╭─ INPUT MATERIAL

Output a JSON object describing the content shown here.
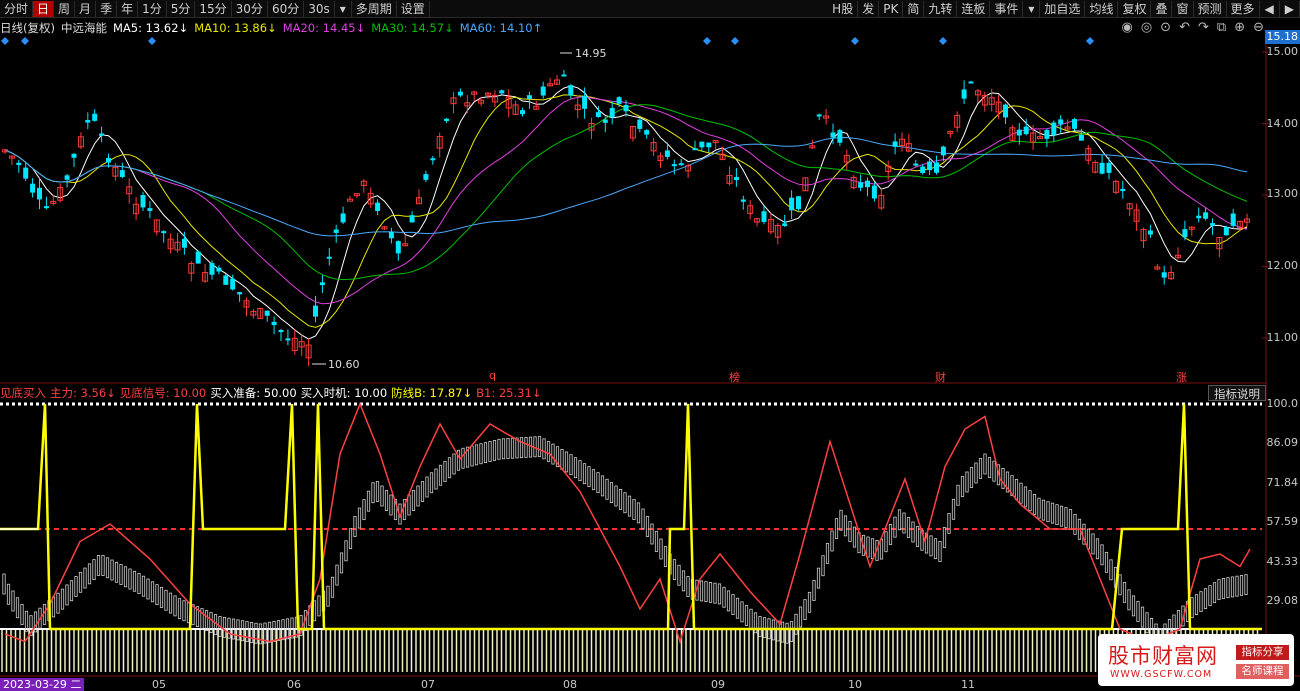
{
  "toolbar": {
    "left_items": [
      "分时",
      "日",
      "周",
      "月",
      "季",
      "年",
      "1分",
      "5分",
      "15分",
      "30分",
      "60分",
      "30s",
      "▾",
      "多周期",
      "设置"
    ],
    "active": "日",
    "right_items": [
      "H股",
      "发",
      "PK",
      "简",
      "九转",
      "连板",
      "事件",
      "▾",
      "加自选",
      "均线",
      "复权",
      "叠",
      "窗",
      "预测",
      "更多",
      "◀",
      "▶"
    ]
  },
  "info": {
    "period": "日线(复权)",
    "stock": "中远海能",
    "ma5": "MA5: 13.62↓",
    "ma10": "MA10: 13.86↓",
    "ma20": "MA20: 14.45↓",
    "ma30": "MA30: 14.57↓",
    "ma60": "MA60: 14.10↑",
    "icons": [
      "eye-icon",
      "circle-icon",
      "play-icon",
      "undo-icon",
      "redo-icon",
      "copy-icon",
      "zoom-in-icon",
      "zoom-out-icon"
    ]
  },
  "price_axis": {
    "current": "15.18",
    "ticks": [
      "15.00",
      "14.00",
      "13.00",
      "12.00",
      "11.00"
    ],
    "high_label": "14.95",
    "low_label": "10.60"
  },
  "event_markers": [
    "q",
    "榜",
    "财",
    "涨"
  ],
  "indicator": {
    "name": "见底买入",
    "main": "主力: 3.56↓",
    "signal": "见底信号: 10.00",
    "prep": "买入准备: 50.00",
    "timing": "买入时机: 10.00",
    "defense": "防线B: 17.87↓",
    "b1": "B1: 25.31↓",
    "help": "指标说明",
    "ticks": [
      "100.0",
      "86.09",
      "71.84",
      "57.59",
      "43.33",
      "29.08"
    ]
  },
  "dates": {
    "start": "2023-03-29 二",
    "months": [
      "05",
      "06",
      "07",
      "08",
      "09",
      "10",
      "11"
    ]
  },
  "watermark": {
    "title": "股市财富网",
    "url": "WWW.GSCFW.COM",
    "tag1": "指标分享",
    "tag2": "名师课程"
  },
  "colors": {
    "up": "#ff3a3a",
    "down": "#00e6ff",
    "ma5": "#ffffff",
    "ma10": "#e8e800",
    "ma20": "#e040e0",
    "ma30": "#00c000",
    "ma60": "#4aa8ff",
    "main_line": "#ff4040",
    "signal": "#ffff00",
    "prep": "#ff3030"
  }
}
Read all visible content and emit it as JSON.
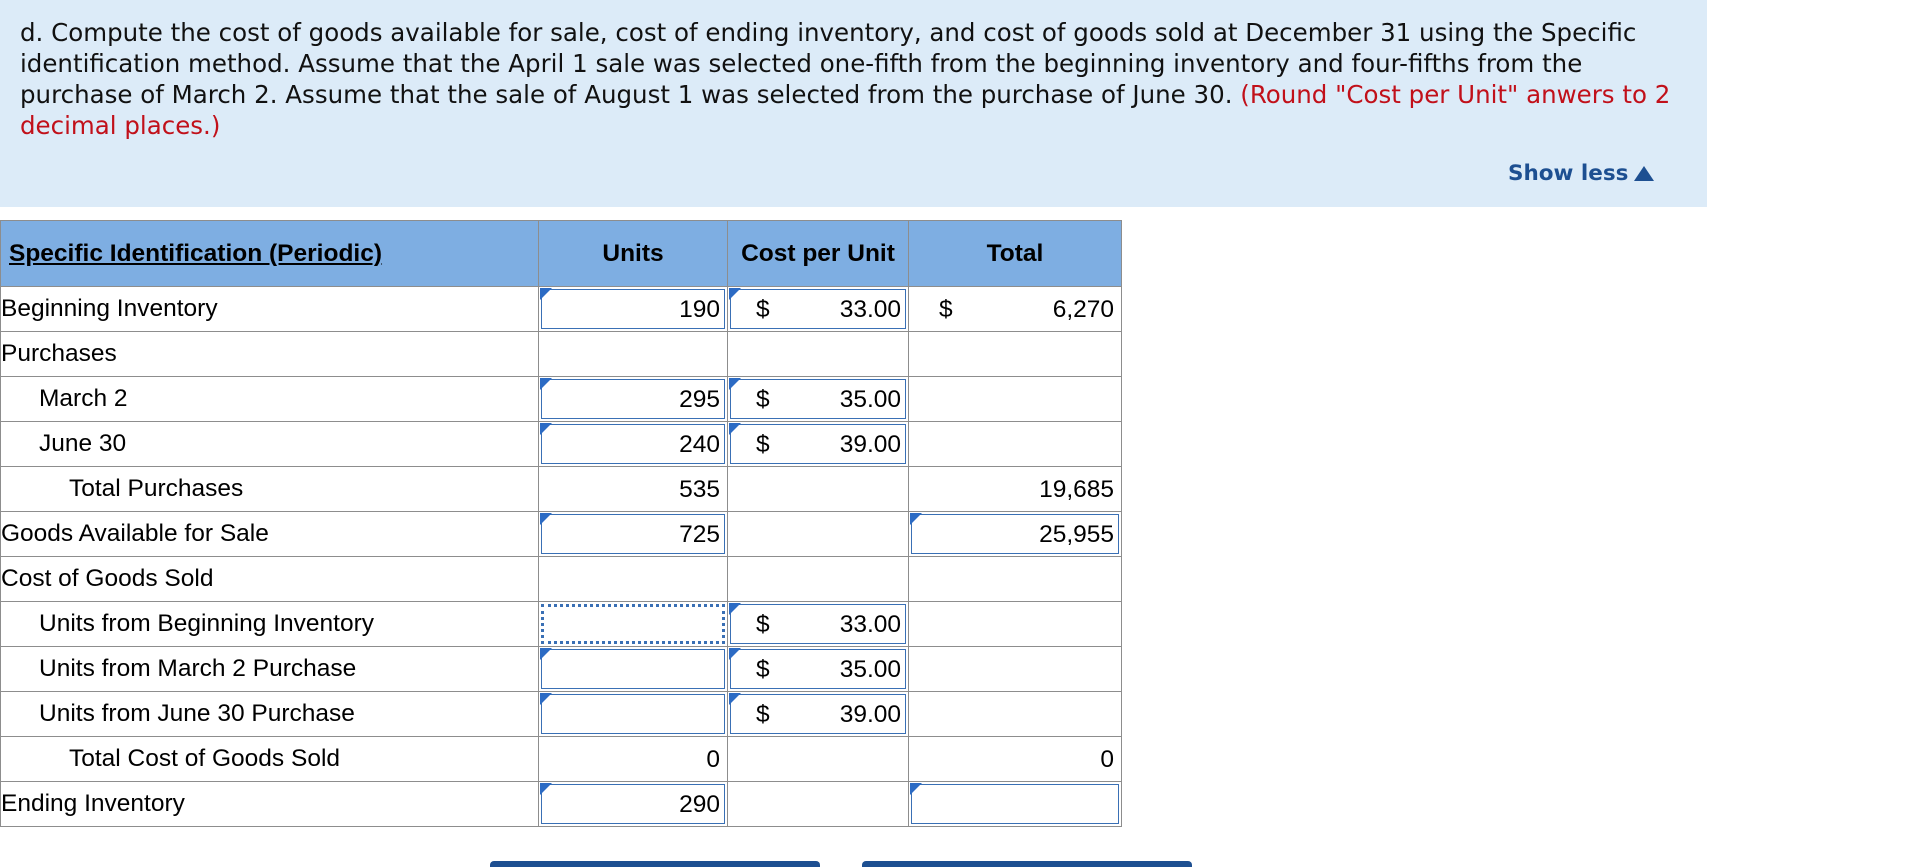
{
  "prompt": {
    "text": "d. Compute the cost of goods available for sale, cost of ending inventory, and cost of goods sold at December 31 using the Specific identification method. Assume that the April 1 sale was selected one-fifth from the beginning inventory and four-fifths from the purchase of March 2. Assume that the sale of August 1 was selected from the purchase of June 30. ",
    "note": "(Round \"Cost per Unit\" anwers to 2 decimal places.)",
    "show_less": "Show less"
  },
  "table": {
    "headers": {
      "label": "Specific Identification (Periodic)",
      "units": "Units",
      "cost": "Cost per Unit",
      "total": "Total"
    },
    "currency": "$",
    "rows": [
      {
        "label": "Beginning Inventory",
        "units": "190",
        "cost": "33.00",
        "total": "6,270"
      },
      {
        "label": "Purchases"
      },
      {
        "label": "March 2",
        "units": "295",
        "cost": "35.00"
      },
      {
        "label": "June 30",
        "units": "240",
        "cost": "39.00"
      },
      {
        "label": "Total Purchases",
        "units": "535",
        "total": "19,685"
      },
      {
        "label": "Goods Available for Sale",
        "units": "725",
        "total": "25,955"
      },
      {
        "label": "Cost of Goods Sold"
      },
      {
        "label": "Units from Beginning Inventory",
        "units": "",
        "cost": "33.00"
      },
      {
        "label": "Units from March 2 Purchase",
        "units": "",
        "cost": "35.00"
      },
      {
        "label": "Units from June 30 Purchase",
        "units": "",
        "cost": "39.00"
      },
      {
        "label": "Total Cost of Goods Sold",
        "units": "0",
        "total": "0"
      },
      {
        "label": "Ending Inventory",
        "units": "290",
        "total": ""
      }
    ]
  },
  "colors": {
    "header_bg": "#7eaee2",
    "prompt_bg": "#dcebf8",
    "input_border": "#3a70b5",
    "note_red": "#c1101a",
    "link_blue": "#1d4f91"
  }
}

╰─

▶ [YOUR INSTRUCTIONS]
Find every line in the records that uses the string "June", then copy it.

▶ [RESULT BELOW]
    "text": "d. Compute the cost of goods available for sale, cost of ending inventory, and cost of goods sold at December 31 using the Specific identification method. Assume that the April 1 sale was selected one-fifth from the beginning inventory and four-fifths from the purchase of March 2. Assume that the sale of August 1 was selected from the purchase of June 30. ",
        "label": "June 30",
        "label": "Units from June 30 Purchase",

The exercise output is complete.